Algonquin College pulls plug on male-only Saudi campus

_ (Via Algonquin College) _ Aug. 11, 2016 (Ottawa) — The Algonquin College Board of Governors has directed senior management to take steps for the transfer of responsibility of the Algonquin College Saudi Arabia campus back to Colleges of Excellence.

“After more than a year of negotiation, we were unable to come to an agreement that would have met our financial objectives,” said Algonquin College President Cheryl Jensen. “We have said from the beginning that the Jazan Campus must be financially viable for us to continue operating.”

Algonquin College Saudi Arabia is announcing this decision now to ensure Saudi officials have sufficient time to complete the transfer before students begin the fall term on Sept. 18.

In 2009, Algonquin College was among several educational delegations from around the world that had answered Saudi Arabia’s call for expertise in educational reforms in that country, working with representatives from government and education sectors to raise the profile of vocational learning opportunities.

In 2013, Algonquin College Saudi Arabia was one of many international post-secondary institutions to submit a bid to operate a campus for men and women — it won the right to operate the Jazan campus for men for a five-year term.

Colleges of Excellence is the Saudi authority responsible for establishing relationships with more than a dozen post-secondary institutions from around the world.

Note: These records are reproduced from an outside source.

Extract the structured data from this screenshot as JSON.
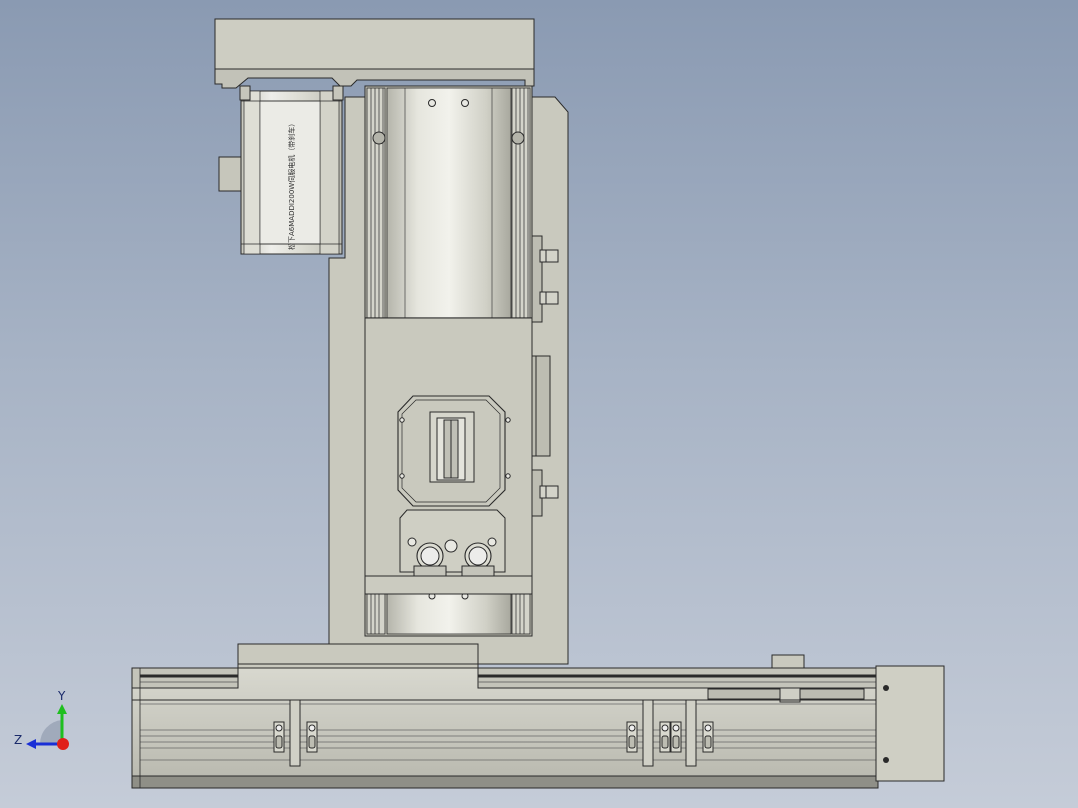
{
  "viewport": {
    "background_top": "#8a9ab2",
    "background_bottom": "#c5ccd8"
  },
  "motor": {
    "label": "松下A6MADDI200W伺服电机（带刹车）"
  },
  "triad": {
    "y_label": "Y",
    "z_label": "Z",
    "y_color": "#1fbf1f",
    "z_color": "#1a2fd6",
    "x_color": "#e0201a"
  },
  "colors": {
    "body": "#ccccc1",
    "body_light": "#d9d9cf",
    "body_dark": "#a9a99f",
    "line": "#2a2a2a",
    "shine": "#ececea"
  }
}
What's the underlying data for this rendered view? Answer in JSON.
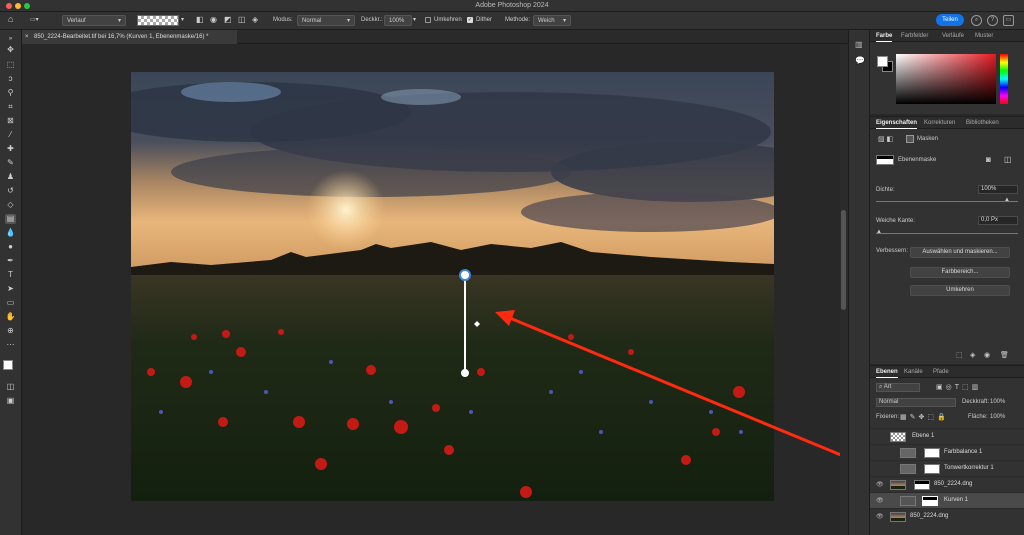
{
  "app": {
    "title": "Adobe Photoshop 2024"
  },
  "options": {
    "tool_preset": "Verlauf",
    "mode_label": "Modus:",
    "mode_value": "Normal",
    "opacity_label": "Deckkr.:",
    "opacity_value": "100%",
    "reverse_label": "Umkehren",
    "dither_label": "Dither",
    "method_label": "Methode:",
    "method_value": "Weich",
    "share_label": "Teilen"
  },
  "document": {
    "tab_title": "850_2224-Bearbeitet.tif bei 16,7% (Kurven 1, Ebenenmaske/16) *"
  },
  "color_panel": {
    "tabs": [
      "Farbe",
      "Farbfelder",
      "Verläufe",
      "Muster"
    ]
  },
  "properties_panel": {
    "tabs": [
      "Eigenschaften",
      "Korrekturen",
      "Bibliotheken"
    ],
    "section_label": "Masken",
    "mask_label": "Ebenenmaske",
    "density_label": "Dichte:",
    "density_value": "100%",
    "feather_label": "Weiche Kante:",
    "feather_value": "0,0 Px",
    "refine_label": "Verbessern:",
    "buttons": [
      "Auswählen und maskieren...",
      "Farbbereich...",
      "Umkehren"
    ]
  },
  "layers_panel": {
    "tabs": [
      "Ebenen",
      "Kanäle",
      "Pfade"
    ],
    "filter_value": "Art",
    "blend_mode": "Normal",
    "opacity_label": "Deckkraft:",
    "opacity_value": "100%",
    "lock_label": "Fixieren:",
    "fill_label": "Fläche:",
    "fill_value": "100%",
    "layers": [
      {
        "name": "Ebene 1"
      },
      {
        "name": "Farbbalance 1"
      },
      {
        "name": "Tonwertkorrektur 1"
      },
      {
        "name": "850_2224.dng"
      },
      {
        "name": "Kurven 1"
      },
      {
        "name": "850_2224.dng"
      }
    ]
  },
  "colors": {
    "accent": "#1473e6",
    "annotation": "#ff2a10",
    "foreground": "#ffffff",
    "background": "#000000"
  }
}
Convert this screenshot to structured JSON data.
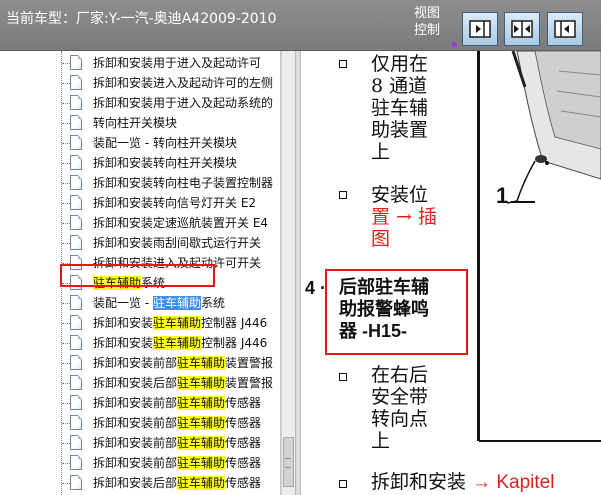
{
  "topbar": {
    "car_title": "当前车型：厂家:Y-一汽-奥迪A42009-2010",
    "view_control": "视图控制",
    "buttons": [
      {
        "name": "show-right-pane",
        "icon": "arrow-right-icon"
      },
      {
        "name": "show-both-panes",
        "icon": "split-arrows-icon"
      },
      {
        "name": "show-left-pane",
        "icon": "arrow-left-icon"
      }
    ]
  },
  "tree": {
    "items": [
      {
        "label": "拆卸和安装用于进入及起动许可",
        "segments": [
          {
            "t": "拆卸和安装用于进入及起动许可",
            "h": ""
          }
        ]
      },
      {
        "label": "拆卸和安装进入及起动许可的左侧",
        "segments": [
          {
            "t": "拆卸和安装进入及起动许可的左侧",
            "h": ""
          }
        ]
      },
      {
        "label": "拆卸和安装用于进入及起动系统的",
        "segments": [
          {
            "t": "拆卸和安装用于进入及起动系统的",
            "h": ""
          }
        ]
      },
      {
        "label": "转向柱开关模块",
        "segments": [
          {
            "t": "转向柱开关模块",
            "h": ""
          }
        ]
      },
      {
        "label": "装配一览 - 转向柱开关模块",
        "segments": [
          {
            "t": "装配一览 - 转向柱开关模块",
            "h": ""
          }
        ]
      },
      {
        "label": "拆卸和安装转向柱开关模块",
        "segments": [
          {
            "t": "拆卸和安装转向柱开关模块",
            "h": ""
          }
        ]
      },
      {
        "label": "拆卸和安装转向柱电子装置控制器",
        "segments": [
          {
            "t": "拆卸和安装转向柱电子装置控制器",
            "h": ""
          }
        ]
      },
      {
        "label": "拆卸和安装转向信号灯开关 E2",
        "segments": [
          {
            "t": "拆卸和安装转向信号灯开关 E2",
            "h": ""
          }
        ]
      },
      {
        "label": "拆卸和安装定速巡航装置开关 E4",
        "segments": [
          {
            "t": "拆卸和安装定速巡航装置开关 E4",
            "h": ""
          }
        ]
      },
      {
        "label": "拆卸和安装雨刮间歇式运行开关",
        "segments": [
          {
            "t": "拆卸和安装雨刮间歇式运行开关",
            "h": ""
          }
        ]
      },
      {
        "label": "拆卸和安装进入及起动许可开关",
        "segments": [
          {
            "t": "拆卸和安装进入及起动许可开关",
            "h": ""
          }
        ]
      },
      {
        "label": "驻车辅助系统",
        "segments": [
          {
            "t": "驻车辅助",
            "h": "y"
          },
          {
            "t": "系统",
            "h": ""
          }
        ]
      },
      {
        "label": "装配一览 - 驻车辅助系统",
        "segments": [
          {
            "t": "装配一览 - ",
            "h": ""
          },
          {
            "t": "驻车辅助",
            "h": "b"
          },
          {
            "t": "系统",
            "h": ""
          }
        ]
      },
      {
        "label": "拆卸和安装驻车辅助控制器 J446",
        "segments": [
          {
            "t": "拆卸和安装",
            "h": ""
          },
          {
            "t": "驻车辅助",
            "h": "y"
          },
          {
            "t": "控制器 J446",
            "h": ""
          }
        ]
      },
      {
        "label": "拆卸和安装驻车辅助控制器 J446",
        "segments": [
          {
            "t": "拆卸和安装",
            "h": ""
          },
          {
            "t": "驻车辅助",
            "h": "y"
          },
          {
            "t": "控制器 J446",
            "h": ""
          }
        ]
      },
      {
        "label": "拆卸和安装前部驻车辅助装置警报",
        "segments": [
          {
            "t": "拆卸和安装前部",
            "h": ""
          },
          {
            "t": "驻车辅助",
            "h": "y"
          },
          {
            "t": "装置警报",
            "h": ""
          }
        ]
      },
      {
        "label": "拆卸和安装后部驻车辅助装置警报",
        "segments": [
          {
            "t": "拆卸和安装后部",
            "h": ""
          },
          {
            "t": "驻车辅助",
            "h": "y"
          },
          {
            "t": "装置警报",
            "h": ""
          }
        ]
      },
      {
        "label": "拆卸和安装前部驻车辅助传感器",
        "segments": [
          {
            "t": "拆卸和安装前部",
            "h": ""
          },
          {
            "t": "驻车辅助",
            "h": "y"
          },
          {
            "t": "传感器",
            "h": ""
          }
        ]
      },
      {
        "label": "拆卸和安装前部驻车辅助传感器",
        "segments": [
          {
            "t": "拆卸和安装前部",
            "h": ""
          },
          {
            "t": "驻车辅助",
            "h": "y"
          },
          {
            "t": "传感器",
            "h": ""
          }
        ]
      },
      {
        "label": "拆卸和安装前部驻车辅助传感器",
        "segments": [
          {
            "t": "拆卸和安装前部",
            "h": ""
          },
          {
            "t": "驻车辅助",
            "h": "y"
          },
          {
            "t": "传感器",
            "h": ""
          }
        ]
      },
      {
        "label": "拆卸和安装前部驻车辅助传感器",
        "segments": [
          {
            "t": "拆卸和安装前部",
            "h": ""
          },
          {
            "t": "驻车辅助",
            "h": "y"
          },
          {
            "t": "传感器",
            "h": ""
          }
        ]
      },
      {
        "label": "拆卸和安装后部驻车辅助传感器",
        "segments": [
          {
            "t": "拆卸和安装后部",
            "h": ""
          },
          {
            "t": "驻车辅助",
            "h": "y"
          },
          {
            "t": "传感器",
            "h": ""
          }
        ]
      }
    ],
    "selected_index": 11
  },
  "document": {
    "bullets": [
      {
        "lines": [
          "仅用在",
          "8 通道",
          "驻车辅",
          "助装置",
          "上"
        ]
      },
      {
        "lines": [
          "安装位",
          "置 → 插",
          "图"
        ],
        "red_from_line": 1
      },
      {
        "lines": [
          "在右后",
          "安全带",
          "转向点",
          "上"
        ]
      },
      {
        "lines": [
          "拆卸和安装 → Kapitel"
        ]
      }
    ],
    "callout": {
      "number": "4 ·",
      "lines": [
        "后部驻车辅",
        "助报警蜂鸣",
        "器 -H15-"
      ]
    },
    "figure_label": "1"
  },
  "colors": {
    "topbar_bg": "#808080",
    "highlight_yellow": "#ffff1c",
    "highlight_blue": "#3c8ee6",
    "annotation_red": "#e01818",
    "link_red": "#e02020"
  }
}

These international schools have aided the Kingdom’s bid to expand applied training, particularly in the trades, to satisfy the growing need for skilled workers in the desert country.

The Jazan campus, which opened in 2013, is part of a broader international portfolio that is an overall net contributor to Algonquin College.

Algonquin College Saudi Arabia estimates the transfer of operations will cost approximately $4.3 million, which will be funded through existing International and Ancillary contingency reserve funds.

Doug Wotherspoon, Vice-President, International and Strategic Planning, noted the College will not draw on any taxpayer dollars.

“International operations at the College are not funded by the provincial government,” said Wotherspoon. “I think it’s important that taxpayers understand that revenues from other non-funded operations will offset any losses incurred by our Jazan campus.”

There will be no implications for Algonquin College’s employees and operations in Canada.

“Our goal is to work with Colleges of Excellence to ensure a smooth transition,” said Wotherspoon. “We want to provide Colleges of Excellence time to accommodate students’ needs before we fully withdraw from the campus.”